■ **PROBLEM DESCRIPTION**: The data below should be restated word for word, pictures omitted.
*** Block opens ***
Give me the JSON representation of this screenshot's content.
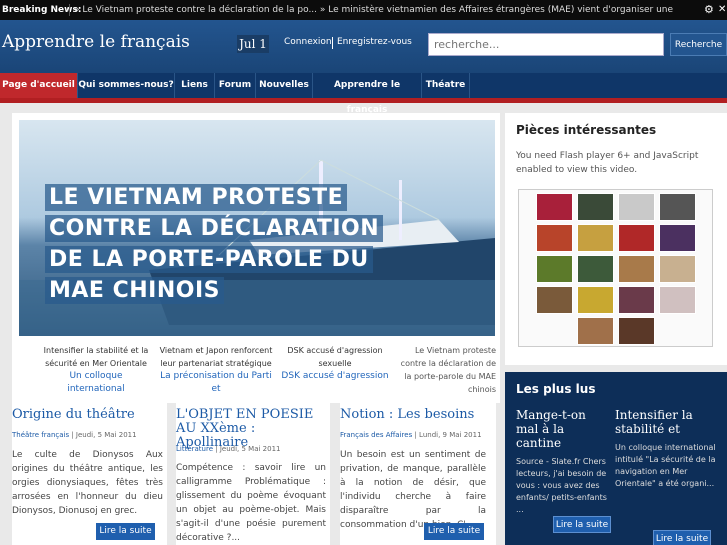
{
  "breaking": {
    "label": "Breaking News:",
    "ticker": "» Le Vietnam proteste contre la déclaration de la po... » Le ministère vietnamien des Affaires étrangères (MAE) vient d'organiser une"
  },
  "header": {
    "site_title": "Apprendre le français",
    "date": "Jul 1",
    "login": "Connexion",
    "register": "Enregistrez-vous",
    "search_placeholder": "recherche...",
    "search_button": "Recherche"
  },
  "nav": {
    "items": [
      "Page d'accueil",
      "Qui sommes-nous?",
      "Liens",
      "Forum",
      "Nouvelles",
      "Apprendre le français",
      "Théatre"
    ]
  },
  "slider": {
    "title_lines": [
      "LE VIETNAM PROTESTE",
      "CONTRE LA DÉCLARATION",
      "DE LA PORTE-PAROLE DU",
      "MAE CHINOIS"
    ],
    "thumbs": [
      {
        "title": "Intensifier la stabilité et la sécurité en Mer Orientale",
        "sub": "Un colloque international"
      },
      {
        "title": "Vietnam et Japon renforcent leur partenariat stratégique",
        "sub": "La préconisation du Parti et"
      },
      {
        "title": "DSK accusé d'agression sexuelle",
        "sub": "DSK accusé d'agression"
      },
      {
        "title": "Le Vietnam proteste contre la déclaration de la porte-parole du MAE chinois",
        "sub": ""
      }
    ]
  },
  "sidebar": {
    "title": "Pièces intéressantes",
    "flash_text": "You need Flash player 6+ and JavaScript enabled to view this video."
  },
  "popular": {
    "title": "Les plus lus",
    "items": [
      {
        "title": "Mange-t-on mal à la cantine",
        "text": "Source - Slate.fr Chers lecteurs, j'ai besoin de vous : vous avez des enfants/ petits-enfants ...",
        "button": "Lire la suite"
      },
      {
        "title": "Intensifier la stabilité et",
        "text": "Un colloque international intitulé \"La sécurité de la navigation en Mer Orientale\" a été organi...",
        "button": "Lire la suite"
      }
    ]
  },
  "articles": [
    {
      "title": "Origine du théâtre",
      "category": "Théâtre français",
      "date": " | Jeudi, 5 Mai 2011",
      "text": "Le culte de Dionysos Aux origines du théâtre antique, les orgies dionysiaques, fêtes très arrosées en l'honneur du dieu Dionysos, Dionusoj en grec.",
      "button": "Lire la suite"
    },
    {
      "title": "L'OBJET EN POESIE AU XXème : Apollinaire",
      "category": "Littérature",
      "date": " | Jeudi, 5 Mai 2011",
      "text": "Compétence : savoir lire un calligramme Problématique : glissement du poème évoquant un objet au poème-objet. Mais s'agit-il d'une poésie purement décorative ?...",
      "button": "Lire la suite"
    },
    {
      "title": "Notion : Les besoins",
      "category": "Français des Affaires",
      "date": " | Lundi, 9 Mai 2011",
      "text": "Un besoin est un sentiment de privation, de manque, parallèle à la notion de désir, que l'individu cherche à faire disparaître par la consommation d'un bien. C'...",
      "button": "Lire la suite"
    }
  ]
}
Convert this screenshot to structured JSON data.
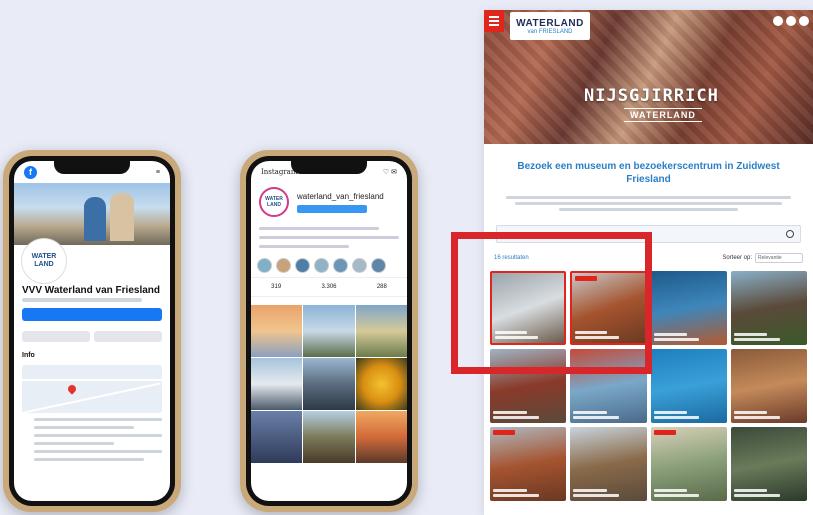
{
  "facebook": {
    "page_name": "VVV Waterland van Friesland",
    "info_label": "Info",
    "avatar_text": "WATER LAND"
  },
  "instagram": {
    "brand": "Instagram",
    "username": "waterland_van_friesland",
    "avatar_text": "WATER LAND",
    "stats": [
      "319",
      "3.306",
      "288"
    ]
  },
  "website": {
    "logo_main": "WATERLAND",
    "logo_sub": "van FRIESLAND",
    "hero_title": "NIJSGJIRRICH",
    "hero_subtitle": "WATERLAND",
    "heading": "Bezoek een museum en bezoekerscentrum in Zuidwest Friesland",
    "results_label": "16 resultaten",
    "sort_label": "Sorteer op:",
    "sort_value": "Relevantie"
  },
  "colors": {
    "accent_red": "#d9262a",
    "brand_blue": "#2a7fc7",
    "facebook_blue": "#1877f2"
  }
}
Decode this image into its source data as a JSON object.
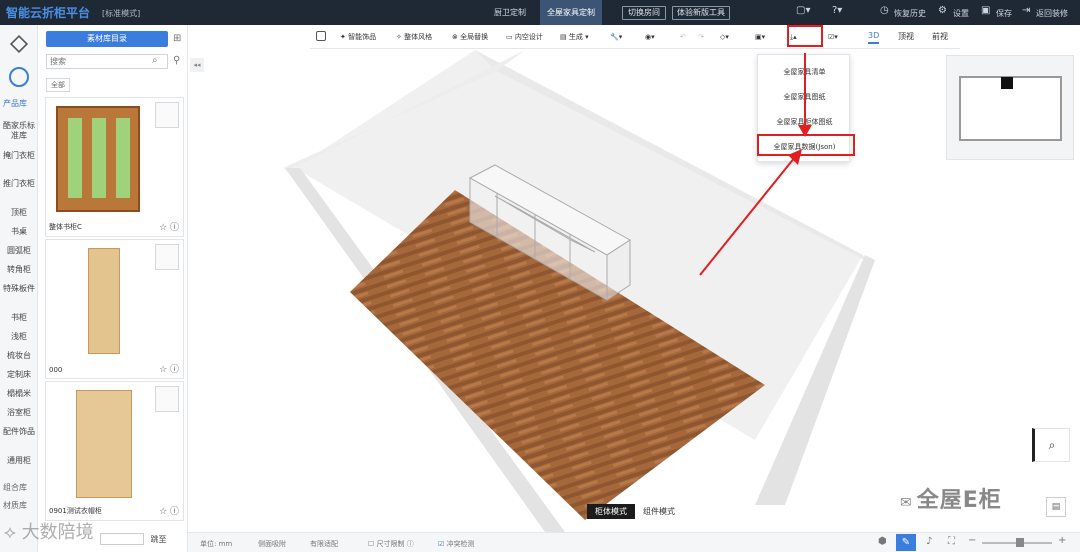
{
  "app": {
    "title": "智能云折柜平台",
    "mode": "[标准模式]"
  },
  "topbar": {
    "tab_kitchen": "厨卫定制",
    "tab_cabinet": "全屋家具定制",
    "switch_room": "切换房间",
    "new_tool": "体验新版工具",
    "restore_history": "恢复历史",
    "settings": "设置",
    "save": "保存",
    "back_decor": "返回装修"
  },
  "library": {
    "dir_button": "素材库目录",
    "search_placeholder": "搜索",
    "filter_all": "全部",
    "items": [
      {
        "name": "整体书柜C"
      },
      {
        "name": "000"
      },
      {
        "name": "0901测试衣帽柜"
      }
    ],
    "pager_goto": "跳至"
  },
  "rail": {
    "product_lib": "产品库",
    "categories": [
      "酷家乐标准库",
      "掩门衣柜",
      "推门衣柜",
      "顶柜",
      "书桌",
      "圆弧柜",
      "转角柜",
      "特殊板件",
      "书柜",
      "浅柜",
      "梳妆台",
      "定制床",
      "榻榻米",
      "浴室柜",
      "配件饰品",
      "通用柜"
    ],
    "combo_lib": "组合库",
    "material_lib": "材质库"
  },
  "toolbar": {
    "smart_decor": "智能饰品",
    "style": "整体风格",
    "whole_replace": "全局替换",
    "inner_design": "内空设计",
    "generate": "生成",
    "view_3d": "3D",
    "view_top": "顶视",
    "view_front": "前视"
  },
  "dropdown": {
    "items": [
      "全屋家具清单",
      "全屋家具图纸",
      "全屋家具柜体图纸",
      "全屋家具数据(Json)"
    ]
  },
  "statusbar": {
    "unit": "单位: mm",
    "side_snap": "侧面吸附",
    "adapt": "有限适配",
    "size_limit": "尺寸限制",
    "collision": "冲突检测",
    "mode_cabinet": "柜体模式",
    "mode_component": "组件模式"
  },
  "watermark": {
    "text": "全屋E柜",
    "wm_left": "大数陪境"
  },
  "colors": {
    "accent": "#3b7ddd",
    "annotation": "#e02020",
    "topbar": "#1f2835"
  }
}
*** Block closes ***
■ **ANSWER SECTION**:
Give me the JSON representation of this screenshot's content.
{
  "breaking": {
    "label": "Breaking News:",
    "ticker": "» Le Vietnam proteste contre la déclaration de la po... » Le ministère vietnamien des Affaires étrangères (MAE) vient d'organiser une"
  },
  "header": {
    "site_title": "Apprendre le français",
    "date": "Jul 1",
    "login": "Connexion",
    "register": "Enregistrez-vous",
    "search_placeholder": "recherche...",
    "search_button": "Recherche"
  },
  "nav": {
    "items": [
      "Page d'accueil",
      "Qui sommes-nous?",
      "Liens",
      "Forum",
      "Nouvelles",
      "Apprendre le français",
      "Théatre"
    ]
  },
  "slider": {
    "title_lines": [
      "LE VIETNAM PROTESTE",
      "CONTRE LA DÉCLARATION",
      "DE LA PORTE-PAROLE DU",
      "MAE CHINOIS"
    ],
    "thumbs": [
      {
        "title": "Intensifier la stabilité et la sécurité en Mer Orientale",
        "sub": "Un colloque international"
      },
      {
        "title": "Vietnam et Japon renforcent leur partenariat stratégique",
        "sub": "La préconisation du Parti et"
      },
      {
        "title": "DSK accusé d'agression sexuelle",
        "sub": "DSK accusé d'agression"
      },
      {
        "title": "Le Vietnam proteste contre la déclaration de la porte-parole du MAE chinois",
        "sub": ""
      }
    ]
  },
  "sidebar": {
    "title": "Pièces intéressantes",
    "flash_text": "You need Flash player 6+ and JavaScript enabled to view this video."
  },
  "popular": {
    "title": "Les plus lus",
    "items": [
      {
        "title": "Mange-t-on mal à la cantine",
        "text": "Source - Slate.fr Chers lecteurs, j'ai besoin de vous : vous avez des enfants/ petits-enfants ...",
        "button": "Lire la suite"
      },
      {
        "title": "Intensifier la stabilité et",
        "text": "Un colloque international intitulé \"La sécurité de la navigation en Mer Orientale\" a été organi...",
        "button": "Lire la suite"
      }
    ]
  },
  "articles": [
    {
      "title": "Origine du théâtre",
      "category": "Théâtre français",
      "date": " | Jeudi, 5 Mai 2011",
      "text": "Le culte de Dionysos Aux origines du théâtre antique, les orgies dionysiaques, fêtes très arrosées en l'honneur du dieu Dionysos, Dionusoj en grec.",
      "button": "Lire la suite"
    },
    {
      "title": "L'OBJET EN POESIE AU XXème : Apollinaire",
      "category": "Littérature",
      "date": " | Jeudi, 5 Mai 2011",
      "text": "Compétence : savoir lire un calligramme Problématique : glissement du poème évoquant un objet au poème-objet. Mais s'agit-il d'une poésie purement décorative ?...",
      "button": "Lire la suite"
    },
    {
      "title": "Notion : Les besoins",
      "category": "Français des Affaires",
      "date": " | Lundi, 9 Mai 2011",
      "text": "Un besoin est un sentiment de privation, de manque, parallèle à la notion de désir, que l'individu cherche à faire disparaître par la consommation d'un bien. C'...",
      "button": "Lire la suite"
    }
  ]
}
Convert this screenshot to structured JSON data.
{
  "facebook": {
    "page_name": "VVV Waterland van Friesland",
    "info_label": "Info",
    "avatar_text": "WATER LAND"
  },
  "instagram": {
    "brand": "Instagram",
    "username": "waterland_van_friesland",
    "avatar_text": "WATER LAND",
    "stats": [
      "319",
      "3.306",
      "288"
    ]
  },
  "website": {
    "logo_main": "WATERLAND",
    "logo_sub": "van FRIESLAND",
    "hero_title": "NIJSGJIRRICH",
    "hero_subtitle": "WATERLAND",
    "heading": "Bezoek een museum en bezoekerscentrum in Zuidwest Friesland",
    "results_label": "16 resultaten",
    "sort_label": "Sorteer op:",
    "sort_value": "Relevantie"
  },
  "colors": {
    "accent_red": "#d9262a",
    "brand_blue": "#2a7fc7",
    "facebook_blue": "#1877f2"
  }
}
Decode this image into its source data as a JSON object.
{
  "app": {
    "title": "智能云折柜平台",
    "mode": "[标准模式]"
  },
  "topbar": {
    "tab_kitchen": "厨卫定制",
    "tab_cabinet": "全屋家具定制",
    "switch_room": "切换房间",
    "new_tool": "体验新版工具",
    "restore_history": "恢复历史",
    "settings": "设置",
    "save": "保存",
    "back_decor": "返回装修"
  },
  "library": {
    "dir_button": "素材库目录",
    "search_placeholder": "搜索",
    "filter_all": "全部",
    "items": [
      {
        "name": "整体书柜C"
      },
      {
        "name": "000"
      },
      {
        "name": "0901测试衣帽柜"
      }
    ],
    "pager_goto": "跳至"
  },
  "rail": {
    "product_lib": "产品库",
    "categories": [
      "酷家乐标准库",
      "掩门衣柜",
      "推门衣柜",
      "顶柜",
      "书桌",
      "圆弧柜",
      "转角柜",
      "特殊板件",
      "书柜",
      "浅柜",
      "梳妆台",
      "定制床",
      "榻榻米",
      "浴室柜",
      "配件饰品",
      "通用柜"
    ],
    "combo_lib": "组合库",
    "material_lib": "材质库"
  },
  "toolbar": {
    "smart_decor": "智能饰品",
    "style": "整体风格",
    "whole_replace": "全局替换",
    "inner_design": "内空设计",
    "generate": "生成",
    "view_3d": "3D",
    "view_top": "顶视",
    "view_front": "前视"
  },
  "dropdown": {
    "items": [
      "全屋家具清单",
      "全屋家具图纸",
      "全屋家具柜体图纸",
      "全屋家具数据(Json)"
    ]
  },
  "statusbar": {
    "unit": "单位: mm",
    "side_snap": "侧面吸附",
    "adapt": "有限适配",
    "size_limit": "尺寸限制",
    "collision": "冲突检测",
    "mode_cabinet": "柜体模式",
    "mode_component": "组件模式"
  },
  "watermark": {
    "text": "全屋E柜",
    "wm_left": "大数陪境"
  },
  "colors": {
    "accent": "#3b7ddd",
    "annotation": "#e02020",
    "topbar": "#1f2835"
  }
}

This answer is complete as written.